What the exercise asks: Write out every entry exactly; the pictures do not belong in the copy.

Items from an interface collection
—————

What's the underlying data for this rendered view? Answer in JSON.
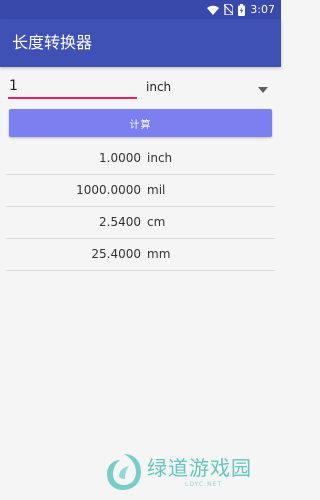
{
  "status_bar": {
    "time": "3:07"
  },
  "app_bar": {
    "title": "长度转换器"
  },
  "converter": {
    "input_value": "1",
    "selected_unit": "inch",
    "calculate_label": "计算"
  },
  "results": [
    {
      "value": "1.0000",
      "unit": "inch"
    },
    {
      "value": "1000.0000",
      "unit": "mil"
    },
    {
      "value": "2.5400",
      "unit": "cm"
    },
    {
      "value": "25.4000",
      "unit": "mm"
    }
  ],
  "watermark": {
    "text": "绿道游戏园",
    "sub": "LDYC.NET"
  },
  "colors": {
    "status_bar": "#3949ab",
    "app_bar": "#3f51b5",
    "input_underline": "#e91e63",
    "button": "#7b7ff0",
    "watermark": "#63c6be"
  },
  "icons": [
    "wifi-icon",
    "no-sim-icon",
    "battery-icon",
    "dropdown-arrow-icon"
  ]
}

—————

Answer to this exercise:
What's the underlying data for this rendered view? Answer in JSON.
{
  "status_bar": {
    "time": "3:07"
  },
  "app_bar": {
    "title": "长度转换器"
  },
  "converter": {
    "input_value": "1",
    "selected_unit": "inch",
    "calculate_label": "计算"
  },
  "results": [
    {
      "value": "1.0000",
      "unit": "inch"
    },
    {
      "value": "1000.0000",
      "unit": "mil"
    },
    {
      "value": "2.5400",
      "unit": "cm"
    },
    {
      "value": "25.4000",
      "unit": "mm"
    }
  ],
  "watermark": {
    "text": "绿道游戏园",
    "sub": "LDYC.NET"
  },
  "colors": {
    "status_bar": "#3949ab",
    "app_bar": "#3f51b5",
    "input_underline": "#e91e63",
    "button": "#7b7ff0",
    "watermark": "#63c6be"
  },
  "icons": [
    "wifi-icon",
    "no-sim-icon",
    "battery-icon",
    "dropdown-arrow-icon"
  ]
}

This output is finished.